Everyday Leadership


I work at a school where all participants are viewed as leaders.  Each of us, in different ways, contribute to making the school a vibrant place every day.  Each of us, students and staff alike, in our daily way, offer our gifts and leadership to the school.  Our individual contribution makes a difference and together we do great things.

One of the great leaders in our school is Mr. Kevin, the head of our school's building and grounds.  He is in charge of the campus facilities.  He oversees the upkeep of our building.  The work he does in this regard has helped our school be a beautiful place to work and learn.  What he does for the school though, is so much more.  I see Mr. Kevin at so many school events.  He is probably here earlier than all of us and often is one of the last to leave.  He is here on Saturdays.  He notices the small things as well as the big things.  He jokes with staff and students.  He goes into classrooms and works with students as they need support.  I have heard that during his time here, he has also gone in to substitute when the school was desperate for substitute teachers.  He does what is needed--for any of us.  Where there is a need, Mr. Kevin is there to fill it or find a way.  He is a person who makes a difference in what he does in a quiet and daily way.  He has made an impact on others in ways that he is probably not even aware.
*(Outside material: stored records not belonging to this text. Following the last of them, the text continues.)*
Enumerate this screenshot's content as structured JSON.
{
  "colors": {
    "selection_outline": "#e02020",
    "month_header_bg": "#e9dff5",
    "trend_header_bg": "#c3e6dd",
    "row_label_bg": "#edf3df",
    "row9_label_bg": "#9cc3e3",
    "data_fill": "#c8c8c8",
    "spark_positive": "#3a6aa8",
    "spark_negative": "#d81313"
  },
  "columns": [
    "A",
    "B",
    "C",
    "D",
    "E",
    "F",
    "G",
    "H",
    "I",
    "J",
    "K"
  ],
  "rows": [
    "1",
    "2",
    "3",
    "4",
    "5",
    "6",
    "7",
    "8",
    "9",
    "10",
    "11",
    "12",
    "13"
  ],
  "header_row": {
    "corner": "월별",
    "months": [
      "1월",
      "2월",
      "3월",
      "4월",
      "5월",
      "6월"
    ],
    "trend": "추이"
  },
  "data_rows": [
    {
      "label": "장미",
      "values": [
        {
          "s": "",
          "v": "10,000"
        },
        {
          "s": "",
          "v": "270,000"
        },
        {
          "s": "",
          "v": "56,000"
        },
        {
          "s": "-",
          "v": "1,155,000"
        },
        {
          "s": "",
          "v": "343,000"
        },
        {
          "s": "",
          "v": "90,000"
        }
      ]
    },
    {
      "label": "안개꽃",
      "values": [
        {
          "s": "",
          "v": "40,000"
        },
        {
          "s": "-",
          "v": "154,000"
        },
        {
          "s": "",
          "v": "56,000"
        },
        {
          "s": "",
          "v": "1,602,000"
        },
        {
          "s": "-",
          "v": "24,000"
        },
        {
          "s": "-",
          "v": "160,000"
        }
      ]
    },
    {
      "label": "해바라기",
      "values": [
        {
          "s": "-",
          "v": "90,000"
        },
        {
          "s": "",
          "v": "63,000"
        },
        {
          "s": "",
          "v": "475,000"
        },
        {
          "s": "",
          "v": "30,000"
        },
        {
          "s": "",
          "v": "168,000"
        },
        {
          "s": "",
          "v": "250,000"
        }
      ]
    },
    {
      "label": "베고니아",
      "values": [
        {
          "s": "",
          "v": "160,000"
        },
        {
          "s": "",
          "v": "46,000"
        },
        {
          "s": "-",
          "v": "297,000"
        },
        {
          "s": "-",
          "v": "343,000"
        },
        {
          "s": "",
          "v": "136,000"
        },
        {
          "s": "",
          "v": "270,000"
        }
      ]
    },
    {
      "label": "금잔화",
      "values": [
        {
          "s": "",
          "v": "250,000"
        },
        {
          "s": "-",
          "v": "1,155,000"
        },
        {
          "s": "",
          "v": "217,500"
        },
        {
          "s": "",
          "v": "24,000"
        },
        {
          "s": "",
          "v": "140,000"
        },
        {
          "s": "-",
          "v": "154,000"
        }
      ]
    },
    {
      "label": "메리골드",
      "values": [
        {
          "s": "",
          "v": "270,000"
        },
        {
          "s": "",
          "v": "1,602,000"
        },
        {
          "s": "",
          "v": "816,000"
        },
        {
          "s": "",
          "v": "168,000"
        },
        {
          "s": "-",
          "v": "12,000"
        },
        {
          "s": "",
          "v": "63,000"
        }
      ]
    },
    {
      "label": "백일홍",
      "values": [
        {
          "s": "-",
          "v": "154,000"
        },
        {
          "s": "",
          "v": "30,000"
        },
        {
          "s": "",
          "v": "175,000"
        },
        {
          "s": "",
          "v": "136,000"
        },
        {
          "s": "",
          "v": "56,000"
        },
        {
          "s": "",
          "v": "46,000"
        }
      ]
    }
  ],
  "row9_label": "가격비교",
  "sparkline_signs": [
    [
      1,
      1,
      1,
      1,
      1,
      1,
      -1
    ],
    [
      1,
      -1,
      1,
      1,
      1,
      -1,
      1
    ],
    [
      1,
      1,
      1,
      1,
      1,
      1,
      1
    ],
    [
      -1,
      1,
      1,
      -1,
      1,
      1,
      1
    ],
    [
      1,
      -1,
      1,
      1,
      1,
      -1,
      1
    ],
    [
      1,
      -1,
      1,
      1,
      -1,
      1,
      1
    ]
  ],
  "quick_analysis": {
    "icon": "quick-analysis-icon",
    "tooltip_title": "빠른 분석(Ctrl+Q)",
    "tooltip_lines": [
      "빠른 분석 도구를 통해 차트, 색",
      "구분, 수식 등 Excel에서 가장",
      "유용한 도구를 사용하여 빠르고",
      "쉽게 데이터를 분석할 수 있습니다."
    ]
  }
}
We are all leaders.  Each of us have the opportunity to make a difference in our daily interactions.  On my way to school, I stop for coffee at a local drive-through and recognize the leadership offered by the woman who greets me with a smile, ask how I am doing and takes special care to make sure my order is correct.  Leadership greets me as I work with fellow administrators and teachers, each of us planning in a daily way to offer strong instruction, loving interactions and an environment that allows each member of our community to learn and to grow.  Leadership continues in my interactions with my family in the evening as kindnesses are offered and support is given, sometimes when weariness would be the preferred response.  Every day, all day long we are offered choices that allow us to lead in ways that make a difference.  And sometimes that difference has a huge impact on another.  Sometimes we may never know the impact we made.  And on rare occasions we are offered a glimpse of that impact.

Early in my career my life was changed by what was then called the Bay Area Writing Project.  As a young teacher, I travelled from Ohio to Berkeley one summer to learn about writing and how I teach writing.  The next school year I had the most fun I have ever had in exposing my students to writing and creating a room where a joy in writing was had by all.  Several years ago, I was visiting my home town and was in a local diner.  A young man saw me, came up to me and gave me a huge hug.  He was a former student and as we talked he told me that he was currently in college. And he wanted me to know what a difference I made for him.  He told me that I taught him how to write as a fifth grader in a way that impacted him in middle school and high school.  He told me my writing class set him up for the success he was then experiencing in college.   I think about that experience of finding out that I made a difference.  I felt gratitude in knowing that I made a difference for him that first year after my Berkeley experience.  Those who taught me made a difference.  My student will make a difference.  And the ripple continues. 

We may never know the impact we have on others.  And sometimes we get to know. 

What can you do to make a difference in the lives you meet today?

--Deborah Bussewitz

See more from Deborah at her blog:  show--nottell.blogspot.com